WHAT THE EXERCISE ASKS:
Each line of the listing that contains "badge" should be found and copied.
++++++++++
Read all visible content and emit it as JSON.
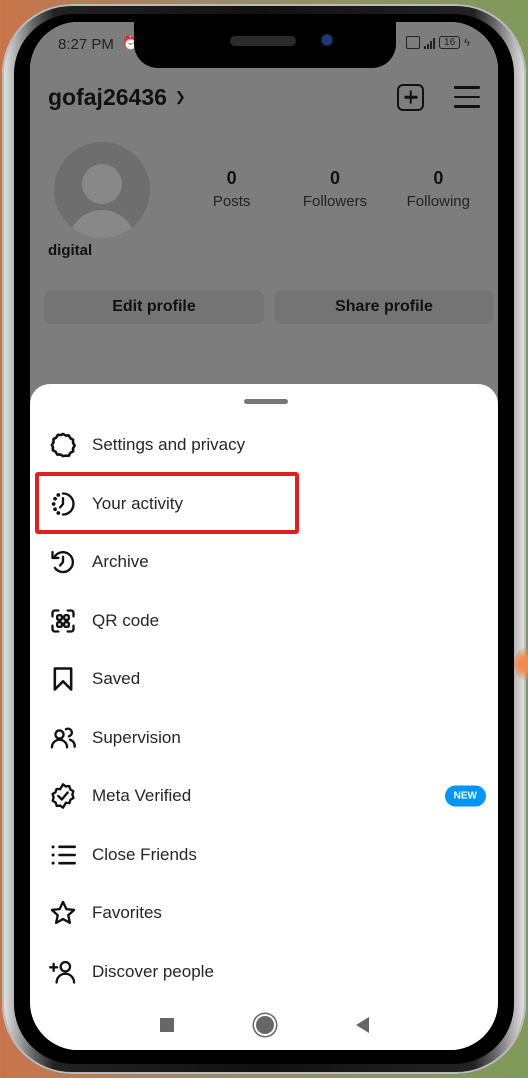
{
  "status_bar": {
    "time": "8:27 PM",
    "battery": "16"
  },
  "header": {
    "username": "gofaj26436",
    "chevron": "⌄"
  },
  "profile": {
    "display_name": "digital",
    "stats": [
      {
        "count": "0",
        "label": "Posts"
      },
      {
        "count": "0",
        "label": "Followers"
      },
      {
        "count": "0",
        "label": "Following"
      }
    ],
    "buttons": {
      "edit": "Edit profile",
      "share": "Share profile"
    }
  },
  "menu": {
    "items": [
      {
        "label": "Settings and privacy",
        "icon": "settings-icon"
      },
      {
        "label": "Your activity",
        "icon": "activity-icon",
        "highlighted": true
      },
      {
        "label": "Archive",
        "icon": "archive-icon"
      },
      {
        "label": "QR code",
        "icon": "qr-code-icon"
      },
      {
        "label": "Saved",
        "icon": "bookmark-icon"
      },
      {
        "label": "Supervision",
        "icon": "supervision-icon"
      },
      {
        "label": "Meta Verified",
        "icon": "verified-badge-icon",
        "badge": "NEW"
      },
      {
        "label": "Close Friends",
        "icon": "close-friends-icon"
      },
      {
        "label": "Favorites",
        "icon": "star-icon"
      },
      {
        "label": "Discover people",
        "icon": "add-person-icon"
      }
    ]
  },
  "colors": {
    "highlight": "#e02020",
    "badge": "#0095f6"
  }
}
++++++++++
YOUR SOLUTION:
        "icon": "verified-badge-icon",
        "badge": "NEW"
    "badge": "#0095f6"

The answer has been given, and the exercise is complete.